### REQUIRED WORK
Locate the word "participants" in the entries below, then gather every line that holds it.

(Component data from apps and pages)
■ ■ ■ ■ ■

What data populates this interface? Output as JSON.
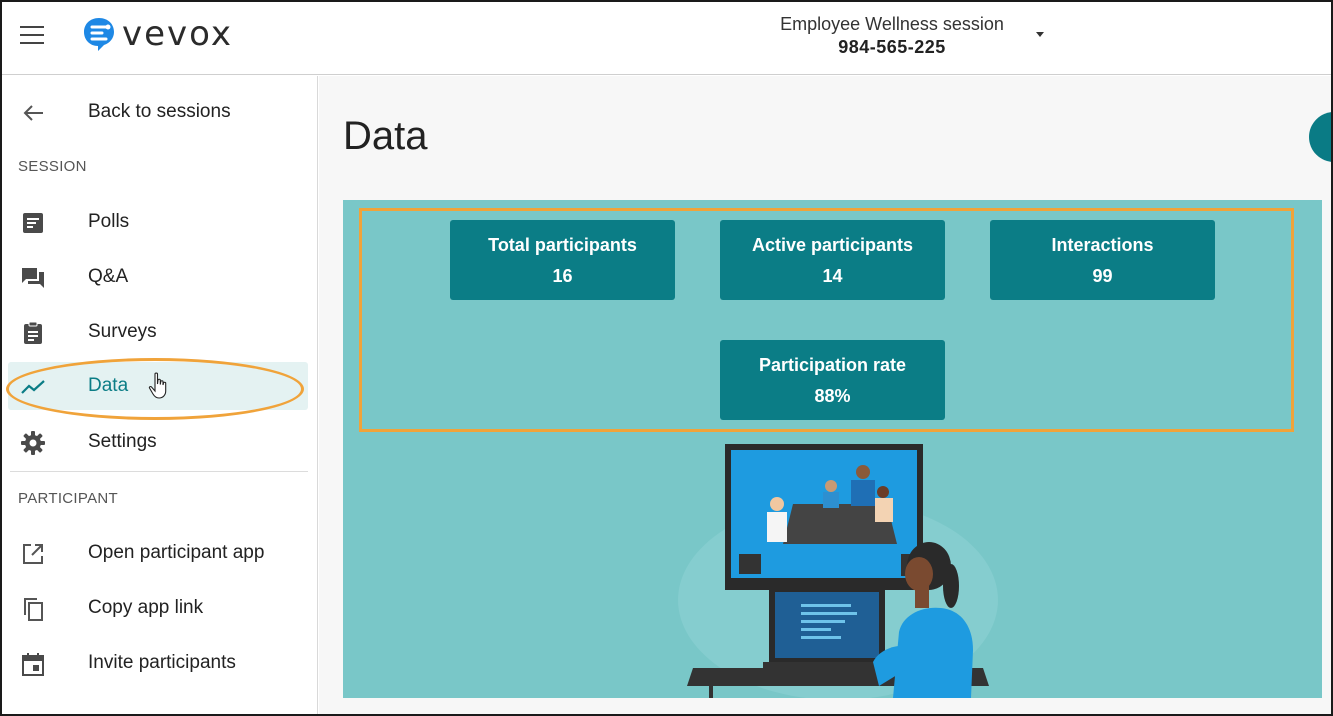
{
  "header": {
    "logo_text": "vevox",
    "session_name": "Employee Wellness session",
    "session_code": "984-565-225"
  },
  "sidebar": {
    "back_label": "Back to sessions",
    "session_section": "SESSION",
    "session_items": [
      {
        "label": "Polls",
        "icon": "poll-icon"
      },
      {
        "label": "Q&A",
        "icon": "qa-icon"
      },
      {
        "label": "Surveys",
        "icon": "survey-icon"
      },
      {
        "label": "Data",
        "icon": "trend-icon",
        "active": true
      },
      {
        "label": "Settings",
        "icon": "gear-icon"
      }
    ],
    "participant_section": "PARTICIPANT",
    "participant_items": [
      {
        "label": "Open participant app",
        "icon": "open-external-icon"
      },
      {
        "label": "Copy app link",
        "icon": "copy-icon"
      },
      {
        "label": "Invite participants",
        "icon": "calendar-icon"
      }
    ]
  },
  "main": {
    "title": "Data",
    "stats": [
      {
        "label": "Total participants",
        "value": "16"
      },
      {
        "label": "Active participants",
        "value": "14"
      },
      {
        "label": "Interactions",
        "value": "99"
      },
      {
        "label": "Participation rate",
        "value": "88%"
      }
    ]
  },
  "colors": {
    "accent": "#0b7d86",
    "panel_bg": "#79c7c8",
    "highlight": "#f0a33a",
    "active_bg": "#e4f2f2"
  }
}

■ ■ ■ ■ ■

### ANSWER TO THIS PROBLEM
        "label": "Invite participants",
        "label": "Total participants",
        "label": "Active participants",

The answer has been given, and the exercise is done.